RH’s Glacier is a cool, clear, white-blue. I think it might reflect light sweetly in a bathroom with no windows or a gloomy room that needs cheer. Sadly, we used Glacier in the brightest room in our house. Also sadly, all the other paint colors in the house are more mid-toned and muddy. Glacier looked like it was literally Glowing On The Walls. Scary. No photo. We repainted before the brightness could sear my retinas.

It is also basically identical to Benjamin Moore’s Harbour Haze. Swanky designer, Jeffrey Bilhuber, once listed Harbour Haze as one of his favorite paint colors. I want to ask him where he uses it successfully, but I rather doubt he’ll post a comment on my blog to answer ;).

Alsoalso, the quality of RH’s paint struck me as so-so. It is a bit thin-ish and coverage is not its strong suit. But the Subtle Velvet finish is nice. And Restoration Hardware has some nice colors and a small enough deck to keep the anxious homwownwer from overwhelm. If you choose to use RH paint and not have it color matched elsewhere, don’t forget to stirstirstir because RH paint is pre-mixed and has been hanging out on a shelf for ages.

Friday, July 8, 2011

Adventures in Homeownership

At the top of a gentle rise on a city street is a romantically dilapidated Victorian mansion. The white paint peels lazily. Cicadas chorus. The multi-storey peaks of turrets and stained glass cast dappled shadows of deliciously faded elegance. How many women have met a suitor on that porch? How many trysts have taken place beneath the gracefully bowed southern trees? How many evening stars have been sighted from the rickety widows’ walk?

Down the street, a prostitute recently stabbed a fellow sex worker. Around the corner,  behind boarded up windows, lives a family of ten. Across the street is our new house—1400 square feet of  awkward and adorable. A little red farmhouse. Southern gothic. Victorian Era. Ours!
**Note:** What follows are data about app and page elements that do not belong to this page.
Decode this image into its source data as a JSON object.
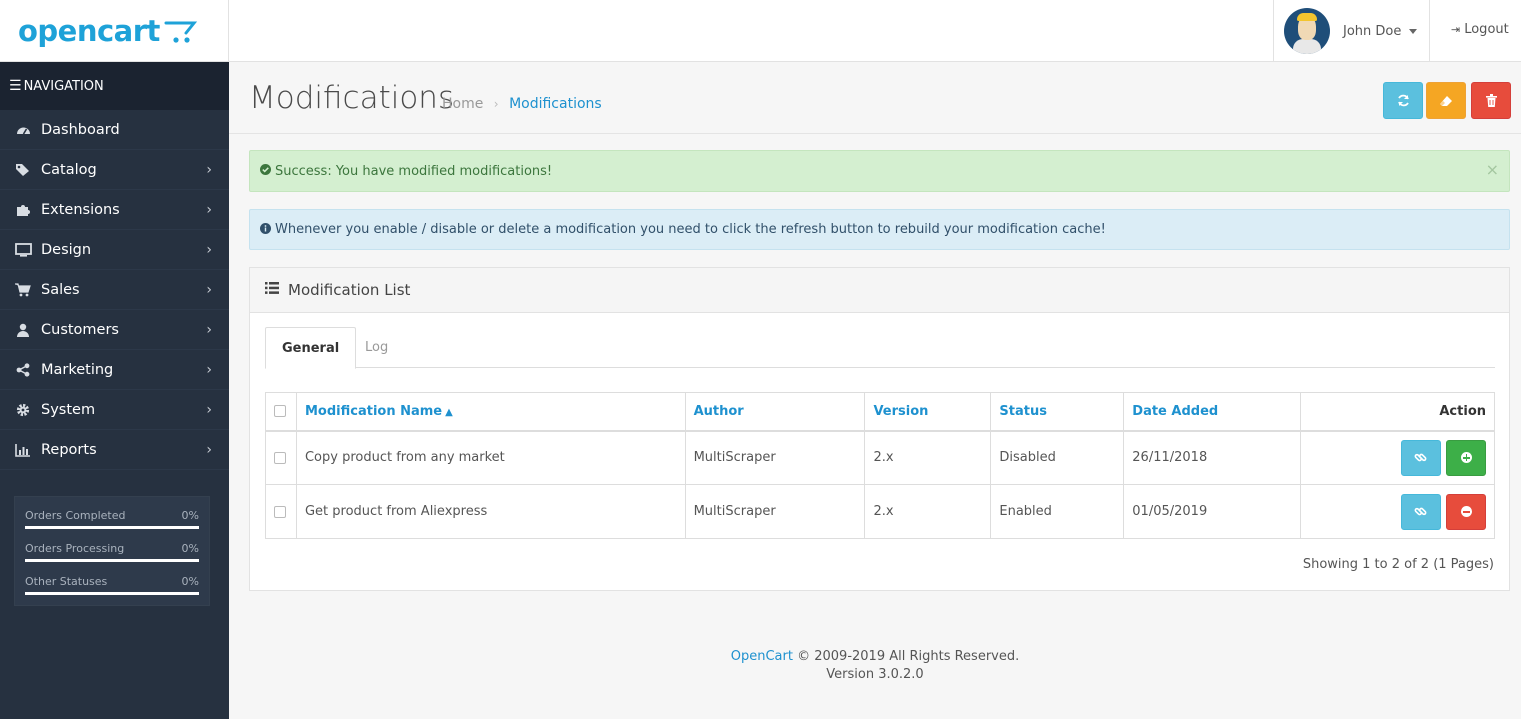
{
  "header": {
    "logo_text": "opencart",
    "user_name": "John Doe",
    "logout_label": "Logout"
  },
  "sidebar": {
    "nav_title": "NAVIGATION",
    "items": [
      {
        "label": "Dashboard",
        "icon": "dashboard-icon",
        "has_children": false
      },
      {
        "label": "Catalog",
        "icon": "tags-icon",
        "has_children": true
      },
      {
        "label": "Extensions",
        "icon": "puzzle-icon",
        "has_children": true
      },
      {
        "label": "Design",
        "icon": "desktop-icon",
        "has_children": true
      },
      {
        "label": "Sales",
        "icon": "cart-icon",
        "has_children": true
      },
      {
        "label": "Customers",
        "icon": "user-icon",
        "has_children": true
      },
      {
        "label": "Marketing",
        "icon": "share-icon",
        "has_children": true
      },
      {
        "label": "System",
        "icon": "gear-icon",
        "has_children": true
      },
      {
        "label": "Reports",
        "icon": "bar-chart-icon",
        "has_children": true
      }
    ],
    "stats": [
      {
        "label": "Orders Completed",
        "value": "0%"
      },
      {
        "label": "Orders Processing",
        "value": "0%"
      },
      {
        "label": "Other Statuses",
        "value": "0%"
      }
    ]
  },
  "page": {
    "title": "Modifications",
    "breadcrumb": {
      "home": "Home",
      "current": "Modifications"
    }
  },
  "alerts": {
    "success": "Success: You have modified modifications!",
    "info": "Whenever you enable / disable or delete a modification you need to click the refresh button to rebuild your modification cache!"
  },
  "panel": {
    "title": "Modification List",
    "tabs": [
      {
        "label": "General",
        "active": true
      },
      {
        "label": "Log",
        "active": false
      }
    ],
    "columns": {
      "name": "Modification Name",
      "author": "Author",
      "version": "Version",
      "status": "Status",
      "date_added": "Date Added",
      "action": "Action"
    },
    "rows": [
      {
        "name": "Copy product from any market",
        "author": "MultiScraper",
        "version": "2.x",
        "status": "Disabled",
        "date_added": "26/11/2018",
        "toggle": "enable"
      },
      {
        "name": "Get product from Aliexpress",
        "author": "MultiScraper",
        "version": "2.x",
        "status": "Enabled",
        "date_added": "01/05/2019",
        "toggle": "disable"
      }
    ],
    "pagination_info": "Showing 1 to 2 of 2 (1 Pages)"
  },
  "footer": {
    "brand": "OpenCart",
    "copyright": " © 2009-2019 All Rights Reserved.",
    "version": "Version 3.0.2.0"
  },
  "colors": {
    "accent": "#1e91cf",
    "sidebar_bg": "#263140",
    "info_button": "#5bc0de",
    "warning_button": "#f5a623",
    "danger_button": "#e74c3c",
    "success_button": "#3daf48"
  }
}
And by new house I mean old, but renovated. Our house was built as a tenant farmer’s house in late 1800's. Now it is in an urban neighborhood. It is a peculiar house in a peculiar place, which suits us just fine. It is also our first time owning, and I feel the need to create a space to write about my adventures in fixing, decorating, growing, painting, building, thrifting and generally making things and making do.